NRDC (2007). In Hot Water: Water Management Strategies to Weather the Effects of Global Warming. (PDF 2.6 MB) This report summarizes the potential water management impacts of climate change, describes existing climate-related activities of water managers around the West, and offers a full range of recommendations. See especially Chapter 4 for a review of conservation measures.

Regional Water Planning

State Water Plan and Regional Water Plans at the Office of the State Engineer web site.

Basic references

Definitions and Units: (Dead link) Unit conversion factors (acre-feet, gallons, and all that) plus brief discussions of the doctrine of "prior appropriation", "adjudication", and "offsets".

Introduction to New Mexico Water History and Terminology, (Dead link) NM Legislative Council Service Information Bulletin, November 21, 2002.

Alleta Belin, Consuela Bokum and Frank Titus (2002). (Dead link) Taking Charge of Our Water Destiny: A Water Management Policy Guide for New Mexico in the 21st Century. 1000 Friends of New Mexico. (PDF 856 KB) This comprehensive survey includes discussions of New Mexico's priority water rights system, groundwater resources, and urban/rural tradeoffs. One appendix is devoted to the ABCs of NM water law, and another defines many terms.

Additional references

Regulation of Water Versus Hydrologic Reality in New Mexico, by Peggy Barroll (Southwest Hydrology 2003) is a good two-page introduction to the regulation of groundwater in New Mexico. (PDF 280 KB)

Hijacking the Rio Grande: Aquifer Mining in an Arid River Basin by Lisa Roberts (Geotimes 2004) lays out the complicated relationships between physical reality, New Mexico water law, and development pressures in the Middle Rio Grande. (PDF 372 KB)

The San Juan/Chama Project (PDF 84 kB) diverts about 110,000 acre-feet per year (afy) of water from the Colorado River Basin across the continental divide into the Rio Grande Basin. More than half of this is destined for the Middle Rio Grande region. Albuquerque completed its San Juan Drinking Water Project in December 2008. Eventually the project will provide 70-90% of the metro area's water. The former system, relying entirely on pumping groundwater, was removing water from the aquifer twice as fast as it could be replaced.

Presentations and related articles

Who Owns Water? Water Rights in the Southwest States by Brian Hurd, NMSU (2003) presents the legal history of western water law in general and then goes into New Mexico law. (PDF, 1.7 MB)

NM Water Rights Fact Sheet produced by the Bureau of Land Management.

Water and Drought in the 21st Century (slides, PDF format, 1.8 MB), overview by UNM Professor David Gutzler. See also the report of the NMENV Technical Work Group on Potential Effects of Climate Change in New Mexico (PDF, 148 KB) and The Future is Drying Up by Jon Gertner, published in the New York Times Magazine on October 19, 2007.

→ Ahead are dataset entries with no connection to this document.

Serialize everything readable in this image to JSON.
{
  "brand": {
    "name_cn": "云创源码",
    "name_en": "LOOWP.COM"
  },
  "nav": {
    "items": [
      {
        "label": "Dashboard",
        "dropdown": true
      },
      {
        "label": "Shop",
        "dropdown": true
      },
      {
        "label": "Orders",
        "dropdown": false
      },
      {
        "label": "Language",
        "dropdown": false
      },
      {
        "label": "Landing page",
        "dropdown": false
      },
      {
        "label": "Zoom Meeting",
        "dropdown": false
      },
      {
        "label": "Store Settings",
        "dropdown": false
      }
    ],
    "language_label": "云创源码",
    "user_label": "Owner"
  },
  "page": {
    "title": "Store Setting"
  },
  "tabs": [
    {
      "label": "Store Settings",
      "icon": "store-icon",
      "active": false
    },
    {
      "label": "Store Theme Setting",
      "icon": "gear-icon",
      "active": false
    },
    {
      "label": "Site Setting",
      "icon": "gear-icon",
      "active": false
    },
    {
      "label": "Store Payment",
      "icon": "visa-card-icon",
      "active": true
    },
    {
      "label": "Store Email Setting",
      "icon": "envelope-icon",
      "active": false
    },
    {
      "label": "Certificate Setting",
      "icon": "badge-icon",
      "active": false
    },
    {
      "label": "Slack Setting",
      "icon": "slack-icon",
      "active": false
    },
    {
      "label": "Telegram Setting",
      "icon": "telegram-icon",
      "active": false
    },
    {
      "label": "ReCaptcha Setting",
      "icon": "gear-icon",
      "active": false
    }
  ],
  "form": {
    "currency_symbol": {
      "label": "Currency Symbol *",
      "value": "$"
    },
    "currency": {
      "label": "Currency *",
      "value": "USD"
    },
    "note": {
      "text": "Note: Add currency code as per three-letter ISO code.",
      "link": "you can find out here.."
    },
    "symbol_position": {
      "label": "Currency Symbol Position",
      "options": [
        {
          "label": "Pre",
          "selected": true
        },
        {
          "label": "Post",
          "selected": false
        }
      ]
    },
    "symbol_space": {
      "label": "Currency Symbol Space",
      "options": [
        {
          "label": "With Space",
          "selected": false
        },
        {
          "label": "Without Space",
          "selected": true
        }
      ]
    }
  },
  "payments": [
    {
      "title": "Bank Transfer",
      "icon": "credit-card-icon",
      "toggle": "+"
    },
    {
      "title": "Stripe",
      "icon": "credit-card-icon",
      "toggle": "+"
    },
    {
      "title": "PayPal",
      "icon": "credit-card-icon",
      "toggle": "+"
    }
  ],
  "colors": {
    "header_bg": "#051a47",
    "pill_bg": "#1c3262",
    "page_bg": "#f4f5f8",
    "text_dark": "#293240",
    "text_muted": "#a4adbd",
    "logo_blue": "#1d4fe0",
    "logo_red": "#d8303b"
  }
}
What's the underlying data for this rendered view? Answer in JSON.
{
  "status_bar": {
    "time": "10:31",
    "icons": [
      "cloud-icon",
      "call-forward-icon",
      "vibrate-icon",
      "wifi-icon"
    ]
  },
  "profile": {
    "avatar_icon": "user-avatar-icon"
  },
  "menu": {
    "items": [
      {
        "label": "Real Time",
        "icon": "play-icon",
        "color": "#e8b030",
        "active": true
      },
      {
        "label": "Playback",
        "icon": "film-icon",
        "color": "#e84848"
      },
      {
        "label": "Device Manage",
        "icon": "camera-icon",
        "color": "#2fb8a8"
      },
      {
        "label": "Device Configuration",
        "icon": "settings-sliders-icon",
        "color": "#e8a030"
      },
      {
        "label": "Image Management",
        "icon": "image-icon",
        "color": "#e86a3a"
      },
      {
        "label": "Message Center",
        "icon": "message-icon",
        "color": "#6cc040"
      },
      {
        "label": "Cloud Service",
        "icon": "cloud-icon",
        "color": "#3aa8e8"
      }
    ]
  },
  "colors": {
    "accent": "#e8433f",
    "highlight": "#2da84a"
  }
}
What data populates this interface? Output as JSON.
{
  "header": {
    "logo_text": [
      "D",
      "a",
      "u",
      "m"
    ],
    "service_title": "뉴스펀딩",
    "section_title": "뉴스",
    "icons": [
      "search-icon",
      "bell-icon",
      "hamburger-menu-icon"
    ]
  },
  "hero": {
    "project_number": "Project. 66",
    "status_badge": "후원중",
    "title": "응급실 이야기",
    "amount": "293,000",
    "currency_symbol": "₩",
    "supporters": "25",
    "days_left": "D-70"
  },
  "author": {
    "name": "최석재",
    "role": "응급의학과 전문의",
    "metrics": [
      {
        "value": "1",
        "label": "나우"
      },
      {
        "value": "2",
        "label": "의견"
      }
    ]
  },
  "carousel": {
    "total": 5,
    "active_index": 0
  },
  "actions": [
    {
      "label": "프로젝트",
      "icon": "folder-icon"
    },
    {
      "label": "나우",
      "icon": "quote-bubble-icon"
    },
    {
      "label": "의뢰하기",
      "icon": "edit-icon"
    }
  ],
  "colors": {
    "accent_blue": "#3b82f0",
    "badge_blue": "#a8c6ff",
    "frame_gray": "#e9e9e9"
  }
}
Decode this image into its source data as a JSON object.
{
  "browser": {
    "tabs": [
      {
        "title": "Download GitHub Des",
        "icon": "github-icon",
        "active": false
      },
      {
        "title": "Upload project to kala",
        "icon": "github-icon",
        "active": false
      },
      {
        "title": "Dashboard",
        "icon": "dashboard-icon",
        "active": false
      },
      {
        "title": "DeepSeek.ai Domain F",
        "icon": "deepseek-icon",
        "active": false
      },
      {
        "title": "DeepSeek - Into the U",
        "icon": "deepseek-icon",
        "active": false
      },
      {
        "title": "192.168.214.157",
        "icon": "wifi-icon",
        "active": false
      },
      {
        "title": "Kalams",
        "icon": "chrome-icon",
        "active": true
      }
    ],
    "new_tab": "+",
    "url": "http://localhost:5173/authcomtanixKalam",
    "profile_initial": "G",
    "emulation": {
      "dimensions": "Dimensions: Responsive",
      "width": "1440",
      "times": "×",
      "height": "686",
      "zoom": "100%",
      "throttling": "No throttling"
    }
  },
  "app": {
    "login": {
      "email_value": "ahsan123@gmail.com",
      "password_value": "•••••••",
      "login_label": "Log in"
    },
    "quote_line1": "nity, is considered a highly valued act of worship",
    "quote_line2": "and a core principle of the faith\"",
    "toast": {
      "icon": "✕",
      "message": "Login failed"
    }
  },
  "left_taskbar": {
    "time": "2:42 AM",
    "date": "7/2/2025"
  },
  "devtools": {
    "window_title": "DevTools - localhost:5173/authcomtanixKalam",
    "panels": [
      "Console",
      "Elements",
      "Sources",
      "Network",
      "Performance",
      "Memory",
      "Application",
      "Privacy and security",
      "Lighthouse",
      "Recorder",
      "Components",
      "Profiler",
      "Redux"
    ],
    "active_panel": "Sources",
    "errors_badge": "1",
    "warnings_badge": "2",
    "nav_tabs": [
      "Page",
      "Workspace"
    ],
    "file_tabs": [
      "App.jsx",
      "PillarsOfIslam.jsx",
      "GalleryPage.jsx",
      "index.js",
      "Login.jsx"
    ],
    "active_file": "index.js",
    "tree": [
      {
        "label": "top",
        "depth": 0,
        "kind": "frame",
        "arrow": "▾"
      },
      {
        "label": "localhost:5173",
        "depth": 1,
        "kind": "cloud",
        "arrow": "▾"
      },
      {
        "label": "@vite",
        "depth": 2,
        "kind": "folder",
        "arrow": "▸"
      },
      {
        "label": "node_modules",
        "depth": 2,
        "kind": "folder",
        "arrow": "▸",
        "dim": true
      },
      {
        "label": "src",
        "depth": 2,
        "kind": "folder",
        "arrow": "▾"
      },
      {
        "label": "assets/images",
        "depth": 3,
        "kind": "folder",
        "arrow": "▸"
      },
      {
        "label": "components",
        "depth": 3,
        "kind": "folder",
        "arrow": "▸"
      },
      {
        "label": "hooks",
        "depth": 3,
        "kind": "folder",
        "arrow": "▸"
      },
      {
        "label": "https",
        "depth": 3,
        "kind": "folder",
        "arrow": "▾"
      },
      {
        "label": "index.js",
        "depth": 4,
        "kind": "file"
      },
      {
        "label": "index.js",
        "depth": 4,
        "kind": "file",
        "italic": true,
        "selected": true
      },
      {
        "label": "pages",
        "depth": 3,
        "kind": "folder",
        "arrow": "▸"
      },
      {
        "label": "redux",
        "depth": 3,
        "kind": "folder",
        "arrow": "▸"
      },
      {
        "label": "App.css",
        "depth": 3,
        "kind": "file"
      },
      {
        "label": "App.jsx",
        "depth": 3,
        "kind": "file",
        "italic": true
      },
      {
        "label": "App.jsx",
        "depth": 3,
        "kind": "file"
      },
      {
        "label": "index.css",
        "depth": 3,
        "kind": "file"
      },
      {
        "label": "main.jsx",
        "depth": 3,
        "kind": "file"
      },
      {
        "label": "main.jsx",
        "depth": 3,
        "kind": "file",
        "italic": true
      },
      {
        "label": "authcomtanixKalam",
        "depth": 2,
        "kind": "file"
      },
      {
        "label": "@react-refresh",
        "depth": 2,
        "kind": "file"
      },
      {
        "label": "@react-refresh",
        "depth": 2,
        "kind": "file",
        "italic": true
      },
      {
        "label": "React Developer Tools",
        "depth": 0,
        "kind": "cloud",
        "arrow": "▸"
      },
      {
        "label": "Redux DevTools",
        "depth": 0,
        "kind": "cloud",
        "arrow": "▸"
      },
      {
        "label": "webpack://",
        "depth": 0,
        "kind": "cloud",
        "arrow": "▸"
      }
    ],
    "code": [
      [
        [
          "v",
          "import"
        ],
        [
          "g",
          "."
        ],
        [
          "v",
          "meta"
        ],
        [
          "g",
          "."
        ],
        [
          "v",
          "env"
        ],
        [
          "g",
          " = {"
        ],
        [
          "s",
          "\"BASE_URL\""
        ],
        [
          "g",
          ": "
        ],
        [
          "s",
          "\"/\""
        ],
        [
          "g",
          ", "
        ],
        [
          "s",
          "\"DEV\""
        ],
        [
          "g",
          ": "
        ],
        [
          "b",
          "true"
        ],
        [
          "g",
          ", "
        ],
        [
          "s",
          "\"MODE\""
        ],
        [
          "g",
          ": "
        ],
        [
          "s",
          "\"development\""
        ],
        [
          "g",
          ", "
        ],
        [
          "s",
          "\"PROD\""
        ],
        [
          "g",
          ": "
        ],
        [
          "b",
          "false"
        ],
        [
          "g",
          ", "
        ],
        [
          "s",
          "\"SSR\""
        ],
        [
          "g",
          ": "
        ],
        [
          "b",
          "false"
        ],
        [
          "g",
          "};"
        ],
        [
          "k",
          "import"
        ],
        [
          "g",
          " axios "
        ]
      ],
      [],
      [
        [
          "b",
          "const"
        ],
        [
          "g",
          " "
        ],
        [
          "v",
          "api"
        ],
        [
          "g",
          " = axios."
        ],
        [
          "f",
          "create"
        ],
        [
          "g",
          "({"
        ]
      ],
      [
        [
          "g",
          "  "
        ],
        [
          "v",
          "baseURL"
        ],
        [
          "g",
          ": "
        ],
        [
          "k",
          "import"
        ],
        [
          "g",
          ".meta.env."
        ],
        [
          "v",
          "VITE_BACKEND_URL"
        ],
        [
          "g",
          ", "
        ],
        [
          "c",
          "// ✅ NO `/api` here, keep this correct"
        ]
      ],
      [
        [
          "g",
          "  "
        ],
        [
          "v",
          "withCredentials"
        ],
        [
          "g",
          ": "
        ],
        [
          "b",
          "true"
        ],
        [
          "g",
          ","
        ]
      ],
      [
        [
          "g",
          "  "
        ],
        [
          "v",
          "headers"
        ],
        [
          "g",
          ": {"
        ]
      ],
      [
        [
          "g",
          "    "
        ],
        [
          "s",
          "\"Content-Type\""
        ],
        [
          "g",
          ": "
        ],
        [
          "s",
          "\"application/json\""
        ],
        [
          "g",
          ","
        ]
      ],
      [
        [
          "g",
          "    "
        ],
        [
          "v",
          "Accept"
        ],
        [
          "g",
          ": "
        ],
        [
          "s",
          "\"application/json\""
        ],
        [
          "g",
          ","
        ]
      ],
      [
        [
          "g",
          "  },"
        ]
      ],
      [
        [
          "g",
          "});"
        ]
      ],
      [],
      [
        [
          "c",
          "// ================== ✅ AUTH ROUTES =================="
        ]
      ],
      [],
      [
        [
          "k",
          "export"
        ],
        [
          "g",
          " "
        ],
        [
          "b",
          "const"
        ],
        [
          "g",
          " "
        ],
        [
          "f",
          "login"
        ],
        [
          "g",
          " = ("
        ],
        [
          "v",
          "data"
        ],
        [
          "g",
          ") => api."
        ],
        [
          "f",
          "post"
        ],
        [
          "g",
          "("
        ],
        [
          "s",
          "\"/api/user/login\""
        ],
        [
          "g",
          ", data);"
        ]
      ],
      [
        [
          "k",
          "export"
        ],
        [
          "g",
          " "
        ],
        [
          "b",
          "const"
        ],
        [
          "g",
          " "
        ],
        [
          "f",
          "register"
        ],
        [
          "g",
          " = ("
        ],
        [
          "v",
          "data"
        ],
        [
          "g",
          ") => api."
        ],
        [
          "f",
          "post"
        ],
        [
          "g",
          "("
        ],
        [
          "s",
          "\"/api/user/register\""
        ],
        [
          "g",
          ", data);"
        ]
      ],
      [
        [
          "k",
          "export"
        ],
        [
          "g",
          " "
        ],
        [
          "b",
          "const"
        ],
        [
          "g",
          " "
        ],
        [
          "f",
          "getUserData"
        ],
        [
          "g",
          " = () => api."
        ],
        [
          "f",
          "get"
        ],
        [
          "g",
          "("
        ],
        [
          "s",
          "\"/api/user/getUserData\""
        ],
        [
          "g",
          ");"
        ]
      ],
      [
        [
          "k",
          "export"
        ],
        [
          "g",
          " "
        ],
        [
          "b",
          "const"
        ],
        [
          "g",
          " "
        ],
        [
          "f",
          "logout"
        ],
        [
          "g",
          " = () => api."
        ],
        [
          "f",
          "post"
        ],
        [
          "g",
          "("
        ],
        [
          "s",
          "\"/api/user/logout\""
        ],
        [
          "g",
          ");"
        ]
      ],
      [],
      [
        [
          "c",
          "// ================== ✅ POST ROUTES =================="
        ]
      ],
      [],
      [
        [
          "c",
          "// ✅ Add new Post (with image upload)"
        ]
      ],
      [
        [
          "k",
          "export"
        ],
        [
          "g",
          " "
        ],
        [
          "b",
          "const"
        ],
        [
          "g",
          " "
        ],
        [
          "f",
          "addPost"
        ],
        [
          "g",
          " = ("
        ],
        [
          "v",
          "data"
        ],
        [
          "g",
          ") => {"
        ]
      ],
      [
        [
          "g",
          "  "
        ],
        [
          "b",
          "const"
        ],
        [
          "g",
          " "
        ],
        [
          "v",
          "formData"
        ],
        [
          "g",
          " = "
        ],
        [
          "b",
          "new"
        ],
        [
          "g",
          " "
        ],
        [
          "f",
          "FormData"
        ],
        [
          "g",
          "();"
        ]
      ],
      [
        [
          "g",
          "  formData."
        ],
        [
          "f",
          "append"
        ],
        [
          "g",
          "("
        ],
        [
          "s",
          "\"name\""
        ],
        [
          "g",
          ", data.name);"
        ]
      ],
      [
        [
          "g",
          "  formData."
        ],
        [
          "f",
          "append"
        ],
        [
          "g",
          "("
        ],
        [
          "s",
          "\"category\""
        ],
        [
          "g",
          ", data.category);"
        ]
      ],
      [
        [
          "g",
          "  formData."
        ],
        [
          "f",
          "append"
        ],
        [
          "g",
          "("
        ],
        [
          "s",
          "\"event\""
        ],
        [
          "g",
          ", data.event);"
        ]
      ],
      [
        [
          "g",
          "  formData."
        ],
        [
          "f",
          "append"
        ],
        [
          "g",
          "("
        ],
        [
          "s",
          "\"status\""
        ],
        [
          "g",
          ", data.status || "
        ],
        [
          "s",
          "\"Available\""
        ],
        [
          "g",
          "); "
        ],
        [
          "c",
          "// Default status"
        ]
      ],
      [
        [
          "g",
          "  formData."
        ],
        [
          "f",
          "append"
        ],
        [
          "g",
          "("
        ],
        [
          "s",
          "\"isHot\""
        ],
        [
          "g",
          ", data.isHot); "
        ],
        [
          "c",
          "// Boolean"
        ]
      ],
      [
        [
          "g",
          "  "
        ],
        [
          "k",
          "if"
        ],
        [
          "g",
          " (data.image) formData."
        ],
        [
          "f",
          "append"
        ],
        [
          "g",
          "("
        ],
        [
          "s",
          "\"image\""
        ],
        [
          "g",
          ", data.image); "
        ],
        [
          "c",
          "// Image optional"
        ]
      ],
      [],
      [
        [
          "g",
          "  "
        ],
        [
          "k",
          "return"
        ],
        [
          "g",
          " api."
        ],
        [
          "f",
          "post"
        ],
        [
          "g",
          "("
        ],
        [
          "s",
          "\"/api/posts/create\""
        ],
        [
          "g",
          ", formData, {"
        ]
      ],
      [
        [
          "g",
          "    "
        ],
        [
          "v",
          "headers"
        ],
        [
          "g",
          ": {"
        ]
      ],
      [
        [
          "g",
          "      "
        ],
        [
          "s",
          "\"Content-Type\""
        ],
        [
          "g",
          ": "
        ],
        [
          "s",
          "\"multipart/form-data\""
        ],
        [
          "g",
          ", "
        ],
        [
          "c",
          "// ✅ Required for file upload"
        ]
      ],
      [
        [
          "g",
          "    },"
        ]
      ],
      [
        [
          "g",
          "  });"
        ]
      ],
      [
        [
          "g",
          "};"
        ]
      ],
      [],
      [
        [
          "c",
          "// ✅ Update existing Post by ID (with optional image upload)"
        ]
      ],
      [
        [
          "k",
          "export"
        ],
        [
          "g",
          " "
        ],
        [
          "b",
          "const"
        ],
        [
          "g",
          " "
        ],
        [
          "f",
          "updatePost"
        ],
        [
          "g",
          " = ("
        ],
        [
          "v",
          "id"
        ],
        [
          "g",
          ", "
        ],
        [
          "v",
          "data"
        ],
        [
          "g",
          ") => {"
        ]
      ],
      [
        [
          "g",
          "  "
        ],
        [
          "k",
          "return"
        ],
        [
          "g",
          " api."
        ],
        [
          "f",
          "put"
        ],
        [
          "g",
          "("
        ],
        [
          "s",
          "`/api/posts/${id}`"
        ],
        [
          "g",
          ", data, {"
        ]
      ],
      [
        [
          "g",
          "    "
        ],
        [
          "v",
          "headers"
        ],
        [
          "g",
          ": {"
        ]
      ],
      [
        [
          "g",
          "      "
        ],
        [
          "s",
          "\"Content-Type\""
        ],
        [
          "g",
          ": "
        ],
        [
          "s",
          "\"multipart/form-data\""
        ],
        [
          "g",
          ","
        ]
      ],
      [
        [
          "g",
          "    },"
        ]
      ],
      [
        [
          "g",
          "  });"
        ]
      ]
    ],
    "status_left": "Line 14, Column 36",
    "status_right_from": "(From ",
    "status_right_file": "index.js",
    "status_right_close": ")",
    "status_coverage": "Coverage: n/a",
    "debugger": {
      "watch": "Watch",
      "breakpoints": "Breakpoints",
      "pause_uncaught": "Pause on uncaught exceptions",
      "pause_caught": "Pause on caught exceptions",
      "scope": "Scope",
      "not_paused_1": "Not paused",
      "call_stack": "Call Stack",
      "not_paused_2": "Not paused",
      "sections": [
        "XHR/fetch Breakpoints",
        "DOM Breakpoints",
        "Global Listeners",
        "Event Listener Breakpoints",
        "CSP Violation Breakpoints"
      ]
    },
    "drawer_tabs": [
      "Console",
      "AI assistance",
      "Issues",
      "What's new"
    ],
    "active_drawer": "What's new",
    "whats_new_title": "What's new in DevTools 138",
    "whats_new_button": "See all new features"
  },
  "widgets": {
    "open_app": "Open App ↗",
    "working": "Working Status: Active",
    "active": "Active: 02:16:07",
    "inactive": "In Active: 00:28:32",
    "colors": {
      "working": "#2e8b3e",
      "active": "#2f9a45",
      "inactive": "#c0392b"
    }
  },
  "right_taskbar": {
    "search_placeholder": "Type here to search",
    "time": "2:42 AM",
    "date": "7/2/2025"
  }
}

Sandoval County Water Issues (slides, PDF format, 1.1 MB), presentation by Bob Wessely, including several slides dealing with the regional water budget and much more. Here is the detailed water budget from Appendix 8 (PDF 4.0 MB) of the Middle Rio Grande Regional Water Plan.

Useful Links

New Mexico Water Dialog. Good newsletter .

Pacific Institute for Studies in Development, Environment and Security. Publisher of the biannual report "The World's Water".

USGS Water Resources Information